Pitta had 17 catches for 176 yards and two touchdowns to lead all BYU tight ends his freshman season. He went on his two-year mission after that season with hopes that a scholarship would be waiting for him when he returned.
Through the first few practices of his sophomore season in 2007, Pitta gained a scholarship and started to gain the confidence of sophomore quarterback Hall. The two became great friends off the field and the connection showed on the field. Pitta grabbed 59 passes for 813 yards and five touchdowns, but BYU star receiver Austin Collie and star running back Harvey Unga often got most of the press. Pitta also was overshadowed by nationally known tight ends such as Wisconsin's Travis Beckum, Missouri's Martin Rucker, Purdue's Dustin Keller and USC's Fred Davis.
Pitta instantly became BYU's best-kept secret. So when defenses started to key on Collie and Unga, Pitta became Hall's favorite target. It helped that the summer before the 2008 season, Pitta and Hall became brothers-in-law. Hall's wife Mckinzi introduced Pitta to her sister Mataya, and the two immediately hit it off. They were married in July 2008.
As Hall and Pitta spent even more time with each other away from the field, they started to form a bond. Pitta said he could give Hall a look and he'd know exactly what he was thinking.
That bond became evident during the first two games of last season when Pitta made 21 catches for 361 yards and a touchdown.
"I wasn't a household name, not a lot of people knew me and I was still trying to get the feel for the game, get my legs under me and all that," Pitta said. "Last season was the first season going in where I felt really good about my fitness level, about where I was as a football player, and I was able to have some really big games early. I think that kind of got my name out there a little bit and I was just able to continue and play well all season."
Suddenly, Pitta was on everyone's radar. He had four games with more than 100 yards receiving and two games with more than 175 yards.
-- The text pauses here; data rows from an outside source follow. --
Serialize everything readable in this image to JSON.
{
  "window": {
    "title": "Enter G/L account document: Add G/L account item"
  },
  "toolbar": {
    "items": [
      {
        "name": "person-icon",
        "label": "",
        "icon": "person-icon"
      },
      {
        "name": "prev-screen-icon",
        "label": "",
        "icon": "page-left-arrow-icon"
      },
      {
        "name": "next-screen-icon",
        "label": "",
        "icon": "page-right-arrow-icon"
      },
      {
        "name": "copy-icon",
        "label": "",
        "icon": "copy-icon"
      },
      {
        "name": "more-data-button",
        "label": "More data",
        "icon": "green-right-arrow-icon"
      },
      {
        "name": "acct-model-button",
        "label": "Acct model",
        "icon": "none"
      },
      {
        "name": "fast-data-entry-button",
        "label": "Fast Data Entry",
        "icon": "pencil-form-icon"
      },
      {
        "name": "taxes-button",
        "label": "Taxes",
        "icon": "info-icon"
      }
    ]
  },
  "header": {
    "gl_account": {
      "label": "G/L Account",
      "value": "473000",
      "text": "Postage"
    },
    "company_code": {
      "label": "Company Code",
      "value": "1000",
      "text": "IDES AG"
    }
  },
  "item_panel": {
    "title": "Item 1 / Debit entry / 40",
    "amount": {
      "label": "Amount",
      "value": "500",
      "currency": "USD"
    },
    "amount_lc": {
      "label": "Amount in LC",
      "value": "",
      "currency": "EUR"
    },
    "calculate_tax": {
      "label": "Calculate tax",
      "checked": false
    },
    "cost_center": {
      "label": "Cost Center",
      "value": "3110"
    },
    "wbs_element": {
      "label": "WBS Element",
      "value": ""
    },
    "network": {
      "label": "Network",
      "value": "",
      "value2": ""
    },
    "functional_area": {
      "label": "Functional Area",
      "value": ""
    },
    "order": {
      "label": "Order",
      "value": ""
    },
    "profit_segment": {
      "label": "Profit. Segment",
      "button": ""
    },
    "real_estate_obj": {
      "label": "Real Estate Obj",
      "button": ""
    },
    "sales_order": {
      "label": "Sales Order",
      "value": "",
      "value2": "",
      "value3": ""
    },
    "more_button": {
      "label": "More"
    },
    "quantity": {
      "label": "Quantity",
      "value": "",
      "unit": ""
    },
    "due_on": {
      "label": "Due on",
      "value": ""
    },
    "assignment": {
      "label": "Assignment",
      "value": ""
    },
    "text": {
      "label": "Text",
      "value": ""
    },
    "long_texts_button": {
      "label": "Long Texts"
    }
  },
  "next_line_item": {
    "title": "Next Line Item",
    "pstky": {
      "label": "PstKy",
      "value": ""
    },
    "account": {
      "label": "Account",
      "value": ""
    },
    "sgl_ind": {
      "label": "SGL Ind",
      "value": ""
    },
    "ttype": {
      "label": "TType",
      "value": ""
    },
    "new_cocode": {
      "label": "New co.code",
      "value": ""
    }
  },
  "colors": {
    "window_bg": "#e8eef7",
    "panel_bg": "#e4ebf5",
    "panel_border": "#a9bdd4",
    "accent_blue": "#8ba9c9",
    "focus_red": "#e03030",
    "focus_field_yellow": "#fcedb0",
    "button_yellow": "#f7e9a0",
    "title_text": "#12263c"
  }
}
He was a first-team all-Mountain West selection and a semifinalist for the John Mackey Award, which is handed out annually to the nation's best tight end.
Heading into the Sept. 5 opener against No. 3 Oklahoma, Pitta has caught at least one pass in 30 consecutive games dating back to Oct. 23, 2004.
"It's unbelievable that he started off as a walk-on," Hall said. "It just goes to show Dennis and his hard work, and his desire to be the best and his desire to really help our football team. You can't say enough good things about him because of where he was and where he is now."
Pitta knows that he won't have the luxury of being an unknown this season. With Collie gone to the NFL, Pitta is the Cougars' main target, so defenses will be ready for him.
He spent much of his summer preparing to replace Collie. He assumed the leadership role that Collie once filled and has been a role model with his work ethic at practice. Hall said he's seen Pitta more focused and driven this year. And both hold high standards for their senior seasons.
"I've never been a guy that's been well-known at all for what I can do on the football field," Pitta said. "It's different, but I realize that it's something that I need to be grateful for and it's something that I need to stay humble through. It's a privilege to be in the situation that I'm in, and I can't take that for granted. So I think it even makes me work a little bit harder each day.
"If you would have asked me five years ago where I'd be at, I don't think I would have said right here. It's been a nice journey for me. It's been tough. It's been an uphill battle. But I definitely think it's been worth it."
Graham Watson is a college sports writer for ESPN.com. She can be reached at firstname.lastname@example.org.